(Data about app and page elements)
+--

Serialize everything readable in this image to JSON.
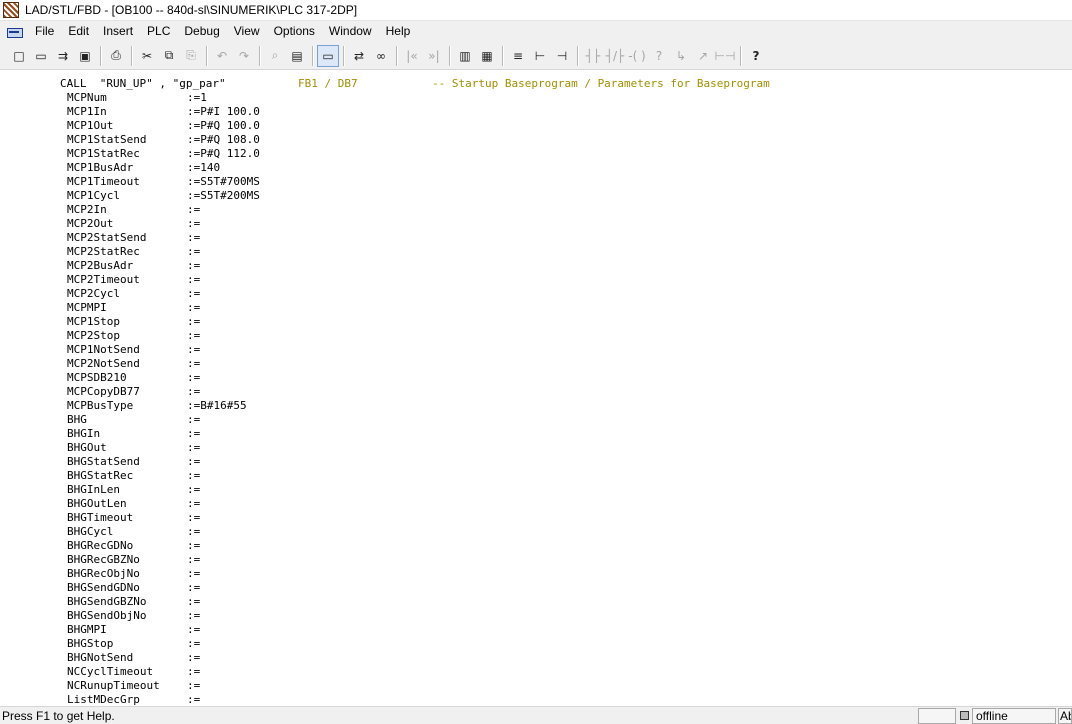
{
  "window": {
    "title": "LAD/STL/FBD - [OB100 -- 840d-sl\\SINUMERIK\\PLC 317-2DP]",
    "icon": "lad-stl-fbd-app-icon"
  },
  "menu": {
    "doc_icon": "document-window-icon",
    "items": [
      "File",
      "Edit",
      "Insert",
      "PLC",
      "Debug",
      "View",
      "Options",
      "Window",
      "Help"
    ]
  },
  "toolbar": {
    "new": "□",
    "open": "▭",
    "download": "⇉",
    "save": "▣",
    "print": "⎙",
    "cut": "✂",
    "copy": "⧉",
    "paste": "⎘",
    "undo": "↶",
    "redo": "↷",
    "find": "⌕",
    "monitor": "▤",
    "module_state": "▭",
    "access_nodes": "⇄",
    "glasses": "∞",
    "prev_network": "|«",
    "next_network": "»|",
    "overview": "▥",
    "details": "▦",
    "new_network": "≡",
    "branch_open": "⊢",
    "branch_close": "⊣",
    "no_contact": "┤├",
    "nc_contact": "┤/├",
    "coil": "-( )",
    "empty_box": "?",
    "open_branch_arrow": "↳",
    "close_branch_arrow": "↗",
    "connection": "⊢⊣",
    "help": "?"
  },
  "code": {
    "call_keyword": "CALL  \"RUN_UP\" , \"gp_par\"",
    "call_fb": "FB1 / DB7",
    "call_comment": "-- Startup Baseprogram / Parameters for Baseprogram",
    "params": [
      {
        "name": "MCPNum",
        "value": ":=1"
      },
      {
        "name": "MCP1In",
        "value": ":=P#I 100.0"
      },
      {
        "name": "MCP1Out",
        "value": ":=P#Q 100.0"
      },
      {
        "name": "MCP1StatSend",
        "value": ":=P#Q 108.0"
      },
      {
        "name": "MCP1StatRec",
        "value": ":=P#Q 112.0"
      },
      {
        "name": "MCP1BusAdr",
        "value": ":=140"
      },
      {
        "name": "MCP1Timeout",
        "value": ":=S5T#700MS"
      },
      {
        "name": "MCP1Cycl",
        "value": ":=S5T#200MS"
      },
      {
        "name": "MCP2In",
        "value": ":="
      },
      {
        "name": "MCP2Out",
        "value": ":="
      },
      {
        "name": "MCP2StatSend",
        "value": ":="
      },
      {
        "name": "MCP2StatRec",
        "value": ":="
      },
      {
        "name": "MCP2BusAdr",
        "value": ":="
      },
      {
        "name": "MCP2Timeout",
        "value": ":="
      },
      {
        "name": "MCP2Cycl",
        "value": ":="
      },
      {
        "name": "MCPMPI",
        "value": ":="
      },
      {
        "name": "MCP1Stop",
        "value": ":="
      },
      {
        "name": "MCP2Stop",
        "value": ":="
      },
      {
        "name": "MCP1NotSend",
        "value": ":="
      },
      {
        "name": "MCP2NotSend",
        "value": ":="
      },
      {
        "name": "MCPSDB210",
        "value": ":="
      },
      {
        "name": "MCPCopyDB77",
        "value": ":="
      },
      {
        "name": "MCPBusType",
        "value": ":=B#16#55"
      },
      {
        "name": "BHG",
        "value": ":="
      },
      {
        "name": "BHGIn",
        "value": ":="
      },
      {
        "name": "BHGOut",
        "value": ":="
      },
      {
        "name": "BHGStatSend",
        "value": ":="
      },
      {
        "name": "BHGStatRec",
        "value": ":="
      },
      {
        "name": "BHGInLen",
        "value": ":="
      },
      {
        "name": "BHGOutLen",
        "value": ":="
      },
      {
        "name": "BHGTimeout",
        "value": ":="
      },
      {
        "name": "BHGCycl",
        "value": ":="
      },
      {
        "name": "BHGRecGDNo",
        "value": ":="
      },
      {
        "name": "BHGRecGBZNo",
        "value": ":="
      },
      {
        "name": "BHGRecObjNo",
        "value": ":="
      },
      {
        "name": "BHGSendGDNo",
        "value": ":="
      },
      {
        "name": "BHGSendGBZNo",
        "value": ":="
      },
      {
        "name": "BHGSendObjNo",
        "value": ":="
      },
      {
        "name": "BHGMPI",
        "value": ":="
      },
      {
        "name": "BHGStop",
        "value": ":="
      },
      {
        "name": "BHGNotSend",
        "value": ":="
      },
      {
        "name": "NCCyclTimeout",
        "value": ":="
      },
      {
        "name": "NCRunupTimeout",
        "value": ":="
      },
      {
        "name": "ListMDecGrp",
        "value": ":="
      }
    ],
    "colors": {
      "comment": "#a09000",
      "text": "#000000"
    }
  },
  "status": {
    "help": "Press F1 to get Help.",
    "mode": "offline",
    "insert": "Ab",
    "net_icon": "network-icon"
  }
}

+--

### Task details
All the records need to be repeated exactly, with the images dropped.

### Solution to this problem
Serialize everything readable in this image to JSON.
{
  "window": {
    "title": "LAD/STL/FBD - [OB100 -- 840d-sl\\SINUMERIK\\PLC 317-2DP]",
    "icon": "lad-stl-fbd-app-icon"
  },
  "menu": {
    "doc_icon": "document-window-icon",
    "items": [
      "File",
      "Edit",
      "Insert",
      "PLC",
      "Debug",
      "View",
      "Options",
      "Window",
      "Help"
    ]
  },
  "toolbar": {
    "new": "□",
    "open": "▭",
    "download": "⇉",
    "save": "▣",
    "print": "⎙",
    "cut": "✂",
    "copy": "⧉",
    "paste": "⎘",
    "undo": "↶",
    "redo": "↷",
    "find": "⌕",
    "monitor": "▤",
    "module_state": "▭",
    "access_nodes": "⇄",
    "glasses": "∞",
    "prev_network": "|«",
    "next_network": "»|",
    "overview": "▥",
    "details": "▦",
    "new_network": "≡",
    "branch_open": "⊢",
    "branch_close": "⊣",
    "no_contact": "┤├",
    "nc_contact": "┤/├",
    "coil": "-( )",
    "empty_box": "?",
    "open_branch_arrow": "↳",
    "close_branch_arrow": "↗",
    "connection": "⊢⊣",
    "help": "?"
  },
  "code": {
    "call_keyword": "CALL  \"RUN_UP\" , \"gp_par\"",
    "call_fb": "FB1 / DB7",
    "call_comment": "-- Startup Baseprogram / Parameters for Baseprogram",
    "params": [
      {
        "name": "MCPNum",
        "value": ":=1"
      },
      {
        "name": "MCP1In",
        "value": ":=P#I 100.0"
      },
      {
        "name": "MCP1Out",
        "value": ":=P#Q 100.0"
      },
      {
        "name": "MCP1StatSend",
        "value": ":=P#Q 108.0"
      },
      {
        "name": "MCP1StatRec",
        "value": ":=P#Q 112.0"
      },
      {
        "name": "MCP1BusAdr",
        "value": ":=140"
      },
      {
        "name": "MCP1Timeout",
        "value": ":=S5T#700MS"
      },
      {
        "name": "MCP1Cycl",
        "value": ":=S5T#200MS"
      },
      {
        "name": "MCP2In",
        "value": ":="
      },
      {
        "name": "MCP2Out",
        "value": ":="
      },
      {
        "name": "MCP2StatSend",
        "value": ":="
      },
      {
        "name": "MCP2StatRec",
        "value": ":="
      },
      {
        "name": "MCP2BusAdr",
        "value": ":="
      },
      {
        "name": "MCP2Timeout",
        "value": ":="
      },
      {
        "name": "MCP2Cycl",
        "value": ":="
      },
      {
        "name": "MCPMPI",
        "value": ":="
      },
      {
        "name": "MCP1Stop",
        "value": ":="
      },
      {
        "name": "MCP2Stop",
        "value": ":="
      },
      {
        "name": "MCP1NotSend",
        "value": ":="
      },
      {
        "name": "MCP2NotSend",
        "value": ":="
      },
      {
        "name": "MCPSDB210",
        "value": ":="
      },
      {
        "name": "MCPCopyDB77",
        "value": ":="
      },
      {
        "name": "MCPBusType",
        "value": ":=B#16#55"
      },
      {
        "name": "BHG",
        "value": ":="
      },
      {
        "name": "BHGIn",
        "value": ":="
      },
      {
        "name": "BHGOut",
        "value": ":="
      },
      {
        "name": "BHGStatSend",
        "value": ":="
      },
      {
        "name": "BHGStatRec",
        "value": ":="
      },
      {
        "name": "BHGInLen",
        "value": ":="
      },
      {
        "name": "BHGOutLen",
        "value": ":="
      },
      {
        "name": "BHGTimeout",
        "value": ":="
      },
      {
        "name": "BHGCycl",
        "value": ":="
      },
      {
        "name": "BHGRecGDNo",
        "value": ":="
      },
      {
        "name": "BHGRecGBZNo",
        "value": ":="
      },
      {
        "name": "BHGRecObjNo",
        "value": ":="
      },
      {
        "name": "BHGSendGDNo",
        "value": ":="
      },
      {
        "name": "BHGSendGBZNo",
        "value": ":="
      },
      {
        "name": "BHGSendObjNo",
        "value": ":="
      },
      {
        "name": "BHGMPI",
        "value": ":="
      },
      {
        "name": "BHGStop",
        "value": ":="
      },
      {
        "name": "BHGNotSend",
        "value": ":="
      },
      {
        "name": "NCCyclTimeout",
        "value": ":="
      },
      {
        "name": "NCRunupTimeout",
        "value": ":="
      },
      {
        "name": "ListMDecGrp",
        "value": ":="
      }
    ],
    "colors": {
      "comment": "#a09000",
      "text": "#000000"
    }
  },
  "status": {
    "help": "Press F1 to get Help.",
    "mode": "offline",
    "insert": "Ab",
    "net_icon": "network-icon"
  }
}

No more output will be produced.